View details for DOI 10.1200/JCO.2015.62.9105
View details for PubMedID 26351332
Severe Chest Wall Toxicity From Cryoablation in the Setting of Prior Stereotactic Ablative Radiotherapy
2016; 8 (2)
View details for DOI 10.7759/cureus.477
View details for Web of Science ID 000453610500005
Severe Chest Wall Toxicity From Cryoablation in the Setting of Prior Stereotactic Ablative Radiotherapy.
2016; 8 (2)
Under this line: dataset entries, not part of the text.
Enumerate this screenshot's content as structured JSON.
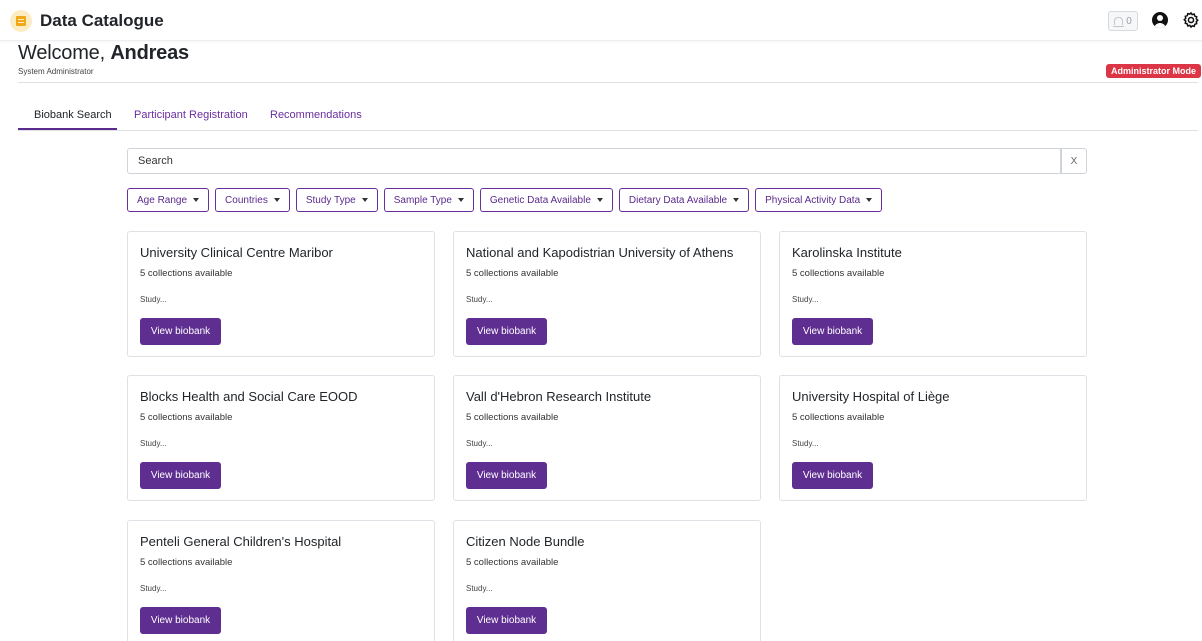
{
  "app": {
    "title": "Data Catalogue",
    "notification_count": "0"
  },
  "welcome": {
    "greeting": "Welcome,",
    "name": "Andreas",
    "role": "System Administrator",
    "badge": "Administrator Mode"
  },
  "tabs": [
    {
      "label": "Biobank Search",
      "active": true
    },
    {
      "label": "Participant Registration",
      "active": false
    },
    {
      "label": "Recommendations",
      "active": false
    }
  ],
  "search": {
    "placeholder": "Search",
    "clear_label": "X"
  },
  "filters": [
    "Age Range",
    "Countries",
    "Study Type",
    "Sample Type",
    "Genetic Data Available",
    "Dietary Data Available",
    "Physical Activity Data"
  ],
  "cards": [
    {
      "title": "University Clinical Centre Maribor",
      "count": "5 collections available",
      "desc": "Study...",
      "button": "View biobank"
    },
    {
      "title": "National and Kapodistrian University of Athens",
      "count": "5 collections available",
      "desc": "Study...",
      "button": "View biobank"
    },
    {
      "title": "Karolinska Institute",
      "count": "5 collections available",
      "desc": "Study...",
      "button": "View biobank"
    },
    {
      "title": "Blocks Health and Social Care EOOD",
      "count": "5 collections available",
      "desc": "Study...",
      "button": "View biobank"
    },
    {
      "title": "Vall d'Hebron Research Institute",
      "count": "5 collections available",
      "desc": "Study...",
      "button": "View biobank"
    },
    {
      "title": "University Hospital of Liège",
      "count": "5 collections available",
      "desc": "Study...",
      "button": "View biobank"
    },
    {
      "title": "Penteli General Children's Hospital",
      "count": "5 collections available",
      "desc": "Study...",
      "button": "View biobank"
    },
    {
      "title": "Citizen Node Bundle",
      "count": "5 collections available",
      "desc": "Study...",
      "button": "View biobank"
    }
  ],
  "icons": {
    "logo": "catalogue-logo-icon",
    "notifications": "bell-icon",
    "user": "user-circle-icon",
    "settings": "gear-icon",
    "dropdown": "caret-down-icon"
  },
  "colors": {
    "accent": "#5e2e91",
    "badge": "#dc3545",
    "logo": "#f0a818"
  }
}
We present the case of a 42-year-old woman with metastatic synovial sarcoma of parotid origin, treated definitively with chemoradiation, who subsequently developed oligometastatic disease limited to the lungs. She underwent multiple left and right lung wedge resections and left lower lobectomy, followed by right lower lobe stereotactic ablative radiotherapy (SABR), 54 Gy in three fractions to a right lower lobe lesion abutting the chest wall. Two years later, she was treated with cryoablation for a separate right upper lobe nodule abutting the chest wall. Two months later, she presented with acute shortness of breath, pleuritic chest pain, decreased peripheral blood O2 saturation, and productive cough. A computed tomography (CT) scan demonstrated severe chest wall necrosis in the area of recent cryoablation that, in retrospect, also received a significant radiation dose from her prior SABR. This case demonstrates that clinicians should exercise caution in using cryoablation when treating lung tumors abutting a previously irradiated chest wall. Note: Drs. Loo and Shah contributed equally as co-senior authors.
View details for DOI 10.7759/cureus.477
View details for PubMedID 27004154
View details for PubMedCentralID PMC4780688
Fractionation of palliative radiotherapy in metastatic breast cancer: Selection and survival
AMER SOC CLINICAL ONCOLOGY. 2015
View details for DOI 10.1200/jco.2015.33.29_suppl.201
View details for Web of Science ID 000378107000196
Survival comparison of patients treated with one versus five fraction palliative radiotherapy
AMER SOC CLINICAL ONCOLOGY. 2015
View details for DOI 10.1200/jco.2015.33.29_suppl.200
View details for Web of Science ID 000378107000195